Apple said, it is going to challenge the European Commission's ruling to pay back 13 billion euros ($13.8 billion) to Ireland, which it has received as tax benefits, according to media reports.
EU’s investigators who were investing the case revealed that Ireland had given Apple undue tax benefits. EU had alleged that these benefits helped Apple to pay less than its competitors in the tech market.
Meanwhile, Apple CEO Tim Cook has termed the judgement as "total political crap". He added that the figures quoted by the Commission are false.
In an official statement issued on Monday, Ireland alleged hat the EU commission had "misunderstood the relevant facts and Irish law".
"Ireland did not give favourable tax treatment to Apple - the full amount of tax was paid in this case and no state aid was provided," added the statement, which clarified that, "Ireland does not do deals with taxpayers."
Apple also announced its decision to approach the higher court on the ground that the Commission had made serious mistakes in its ruling that Ireland-based companies, Apple Sales International (ASI) and Apple Operations Europe had existed only on paper and received hundreds of billions of euros as untaxed profits. Apple further said, the Commission made a mistake in its ruling that the companies are inactive, on the ground that they didn't have any employees on their books.

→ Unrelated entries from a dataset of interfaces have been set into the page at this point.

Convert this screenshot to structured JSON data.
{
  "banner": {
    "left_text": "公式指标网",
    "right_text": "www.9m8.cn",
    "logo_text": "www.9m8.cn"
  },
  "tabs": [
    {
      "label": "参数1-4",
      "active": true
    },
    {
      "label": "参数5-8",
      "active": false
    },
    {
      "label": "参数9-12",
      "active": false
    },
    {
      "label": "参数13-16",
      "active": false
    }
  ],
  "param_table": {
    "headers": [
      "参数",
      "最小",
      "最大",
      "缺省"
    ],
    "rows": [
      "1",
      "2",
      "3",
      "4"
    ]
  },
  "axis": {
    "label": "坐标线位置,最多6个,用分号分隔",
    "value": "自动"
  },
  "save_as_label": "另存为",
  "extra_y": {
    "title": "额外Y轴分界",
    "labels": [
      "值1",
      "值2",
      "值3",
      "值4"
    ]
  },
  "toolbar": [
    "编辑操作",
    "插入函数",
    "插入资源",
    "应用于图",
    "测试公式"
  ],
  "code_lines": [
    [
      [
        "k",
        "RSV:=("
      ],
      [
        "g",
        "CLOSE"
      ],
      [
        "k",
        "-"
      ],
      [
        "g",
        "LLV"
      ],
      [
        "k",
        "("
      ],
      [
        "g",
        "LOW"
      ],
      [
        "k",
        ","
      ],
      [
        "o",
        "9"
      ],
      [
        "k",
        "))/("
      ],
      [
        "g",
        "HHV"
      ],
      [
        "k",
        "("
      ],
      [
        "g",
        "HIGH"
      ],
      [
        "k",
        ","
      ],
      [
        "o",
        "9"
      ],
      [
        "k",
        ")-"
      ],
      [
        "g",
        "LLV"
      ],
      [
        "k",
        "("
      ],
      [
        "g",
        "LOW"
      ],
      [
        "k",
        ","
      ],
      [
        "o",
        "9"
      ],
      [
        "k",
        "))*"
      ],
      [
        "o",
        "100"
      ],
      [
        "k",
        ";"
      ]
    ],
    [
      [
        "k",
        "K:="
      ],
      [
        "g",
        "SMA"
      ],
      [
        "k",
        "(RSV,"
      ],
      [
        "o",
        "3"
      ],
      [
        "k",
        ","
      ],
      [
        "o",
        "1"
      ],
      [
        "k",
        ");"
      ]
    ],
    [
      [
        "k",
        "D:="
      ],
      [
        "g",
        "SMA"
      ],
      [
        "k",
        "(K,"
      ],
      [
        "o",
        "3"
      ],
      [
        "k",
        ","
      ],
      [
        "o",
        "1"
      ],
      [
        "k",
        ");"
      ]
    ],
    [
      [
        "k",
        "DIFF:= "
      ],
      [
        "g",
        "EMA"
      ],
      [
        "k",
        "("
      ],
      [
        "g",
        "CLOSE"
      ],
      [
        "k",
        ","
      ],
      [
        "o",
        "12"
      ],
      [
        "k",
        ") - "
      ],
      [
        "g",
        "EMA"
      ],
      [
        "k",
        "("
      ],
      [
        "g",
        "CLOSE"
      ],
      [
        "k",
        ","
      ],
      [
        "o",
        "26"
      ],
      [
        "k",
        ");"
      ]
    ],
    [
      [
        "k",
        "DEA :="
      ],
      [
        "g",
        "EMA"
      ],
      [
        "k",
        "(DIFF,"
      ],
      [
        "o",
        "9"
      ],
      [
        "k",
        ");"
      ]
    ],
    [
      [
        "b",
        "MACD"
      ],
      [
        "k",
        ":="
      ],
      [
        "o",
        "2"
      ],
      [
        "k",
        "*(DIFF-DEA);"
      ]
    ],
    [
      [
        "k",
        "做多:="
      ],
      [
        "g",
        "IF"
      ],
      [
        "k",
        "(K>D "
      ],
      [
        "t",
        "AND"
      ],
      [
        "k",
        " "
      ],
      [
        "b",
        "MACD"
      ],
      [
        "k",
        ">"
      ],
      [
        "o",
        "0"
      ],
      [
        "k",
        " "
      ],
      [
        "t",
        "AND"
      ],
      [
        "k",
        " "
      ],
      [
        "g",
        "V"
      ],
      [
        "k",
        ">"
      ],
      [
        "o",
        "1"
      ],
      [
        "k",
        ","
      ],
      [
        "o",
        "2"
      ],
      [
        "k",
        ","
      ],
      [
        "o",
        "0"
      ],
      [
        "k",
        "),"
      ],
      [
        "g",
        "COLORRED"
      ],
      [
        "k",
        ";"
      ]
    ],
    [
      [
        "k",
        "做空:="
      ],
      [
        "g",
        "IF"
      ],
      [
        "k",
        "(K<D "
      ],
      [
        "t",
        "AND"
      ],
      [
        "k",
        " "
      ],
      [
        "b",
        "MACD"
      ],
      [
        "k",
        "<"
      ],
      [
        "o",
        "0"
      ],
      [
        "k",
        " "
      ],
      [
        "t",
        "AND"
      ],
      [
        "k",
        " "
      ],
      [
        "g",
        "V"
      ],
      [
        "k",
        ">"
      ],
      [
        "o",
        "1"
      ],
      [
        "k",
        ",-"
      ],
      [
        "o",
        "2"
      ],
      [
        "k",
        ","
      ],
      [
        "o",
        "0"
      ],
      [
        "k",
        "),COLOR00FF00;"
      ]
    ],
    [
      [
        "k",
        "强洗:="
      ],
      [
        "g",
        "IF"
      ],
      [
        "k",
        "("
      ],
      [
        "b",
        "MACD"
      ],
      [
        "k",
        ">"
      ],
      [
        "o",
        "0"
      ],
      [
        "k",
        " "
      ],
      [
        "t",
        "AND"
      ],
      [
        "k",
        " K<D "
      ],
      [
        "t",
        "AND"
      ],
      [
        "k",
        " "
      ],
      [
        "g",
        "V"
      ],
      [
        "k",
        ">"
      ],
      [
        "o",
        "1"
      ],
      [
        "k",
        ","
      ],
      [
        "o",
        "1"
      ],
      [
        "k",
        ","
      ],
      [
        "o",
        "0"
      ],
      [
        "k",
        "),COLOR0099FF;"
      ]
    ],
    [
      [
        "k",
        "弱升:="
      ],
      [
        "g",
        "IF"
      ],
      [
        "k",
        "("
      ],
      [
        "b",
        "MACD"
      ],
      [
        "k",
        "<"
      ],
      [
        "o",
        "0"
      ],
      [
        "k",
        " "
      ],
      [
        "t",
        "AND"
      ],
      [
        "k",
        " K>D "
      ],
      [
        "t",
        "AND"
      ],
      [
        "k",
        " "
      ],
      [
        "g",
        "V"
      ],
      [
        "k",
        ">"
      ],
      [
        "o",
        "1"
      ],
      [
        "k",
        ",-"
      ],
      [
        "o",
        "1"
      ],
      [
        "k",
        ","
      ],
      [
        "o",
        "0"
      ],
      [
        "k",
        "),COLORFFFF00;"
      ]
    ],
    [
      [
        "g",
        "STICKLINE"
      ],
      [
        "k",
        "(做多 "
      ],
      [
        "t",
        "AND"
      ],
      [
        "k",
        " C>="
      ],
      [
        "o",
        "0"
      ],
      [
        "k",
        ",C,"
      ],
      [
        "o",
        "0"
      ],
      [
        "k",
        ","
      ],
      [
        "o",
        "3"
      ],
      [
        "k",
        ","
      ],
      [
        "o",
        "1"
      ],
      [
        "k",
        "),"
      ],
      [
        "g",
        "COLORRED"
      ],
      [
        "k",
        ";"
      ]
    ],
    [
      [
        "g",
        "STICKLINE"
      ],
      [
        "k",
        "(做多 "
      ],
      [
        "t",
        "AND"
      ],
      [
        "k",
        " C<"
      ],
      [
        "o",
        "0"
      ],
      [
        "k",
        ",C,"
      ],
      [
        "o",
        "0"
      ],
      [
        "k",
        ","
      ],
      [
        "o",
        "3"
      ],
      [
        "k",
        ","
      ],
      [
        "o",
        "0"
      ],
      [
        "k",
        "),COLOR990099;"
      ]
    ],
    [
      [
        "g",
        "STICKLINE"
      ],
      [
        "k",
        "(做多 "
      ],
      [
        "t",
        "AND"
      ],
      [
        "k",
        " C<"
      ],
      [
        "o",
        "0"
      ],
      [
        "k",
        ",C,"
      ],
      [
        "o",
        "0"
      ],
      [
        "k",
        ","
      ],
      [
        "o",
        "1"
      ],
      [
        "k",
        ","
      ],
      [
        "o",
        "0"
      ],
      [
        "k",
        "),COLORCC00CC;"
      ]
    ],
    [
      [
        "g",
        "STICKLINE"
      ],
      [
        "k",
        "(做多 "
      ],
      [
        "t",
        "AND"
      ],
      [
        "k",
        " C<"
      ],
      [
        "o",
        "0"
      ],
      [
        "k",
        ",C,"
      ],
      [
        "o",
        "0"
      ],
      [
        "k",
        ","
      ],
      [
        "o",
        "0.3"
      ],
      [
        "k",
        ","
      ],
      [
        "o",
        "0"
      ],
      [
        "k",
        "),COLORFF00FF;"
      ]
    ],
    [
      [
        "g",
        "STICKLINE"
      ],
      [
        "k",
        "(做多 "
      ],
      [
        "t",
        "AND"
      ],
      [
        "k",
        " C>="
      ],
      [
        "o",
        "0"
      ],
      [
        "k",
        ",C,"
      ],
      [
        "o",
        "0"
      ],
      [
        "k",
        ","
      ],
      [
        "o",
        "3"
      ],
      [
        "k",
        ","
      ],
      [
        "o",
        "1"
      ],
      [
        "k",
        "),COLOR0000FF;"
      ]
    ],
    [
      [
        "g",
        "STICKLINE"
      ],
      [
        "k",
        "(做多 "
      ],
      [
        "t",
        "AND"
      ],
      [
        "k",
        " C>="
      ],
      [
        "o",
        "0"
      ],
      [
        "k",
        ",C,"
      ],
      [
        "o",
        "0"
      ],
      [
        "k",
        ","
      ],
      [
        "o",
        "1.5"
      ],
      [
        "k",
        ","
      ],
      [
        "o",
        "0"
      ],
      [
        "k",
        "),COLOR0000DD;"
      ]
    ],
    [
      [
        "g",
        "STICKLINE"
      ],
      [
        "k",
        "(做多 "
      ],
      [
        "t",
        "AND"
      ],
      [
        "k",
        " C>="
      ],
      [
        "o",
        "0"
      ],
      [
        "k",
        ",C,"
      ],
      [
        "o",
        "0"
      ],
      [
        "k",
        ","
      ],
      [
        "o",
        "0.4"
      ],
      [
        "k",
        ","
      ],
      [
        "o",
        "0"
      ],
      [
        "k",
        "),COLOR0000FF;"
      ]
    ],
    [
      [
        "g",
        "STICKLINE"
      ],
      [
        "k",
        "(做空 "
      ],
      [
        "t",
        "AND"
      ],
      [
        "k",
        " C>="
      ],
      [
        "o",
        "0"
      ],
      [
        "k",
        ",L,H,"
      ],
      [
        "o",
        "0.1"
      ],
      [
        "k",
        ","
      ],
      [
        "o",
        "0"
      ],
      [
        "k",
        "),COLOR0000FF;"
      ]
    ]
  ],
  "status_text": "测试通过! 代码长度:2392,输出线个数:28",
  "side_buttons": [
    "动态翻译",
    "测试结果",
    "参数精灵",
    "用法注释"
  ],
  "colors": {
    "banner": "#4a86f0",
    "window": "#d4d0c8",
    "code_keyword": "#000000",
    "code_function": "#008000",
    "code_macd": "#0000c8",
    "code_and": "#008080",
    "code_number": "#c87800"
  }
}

"When Tim Cook, who is the CEO of our company, makes decisions that impact ASI, the Commission says we don't care because he is not an ASI employee, he is an Apple Inc employee. But to say that somehow Tim Cook can't make decisions for ASI is a complete mis-statement of corporate law, it's a misunderstanding of how corporations operate," said Apple.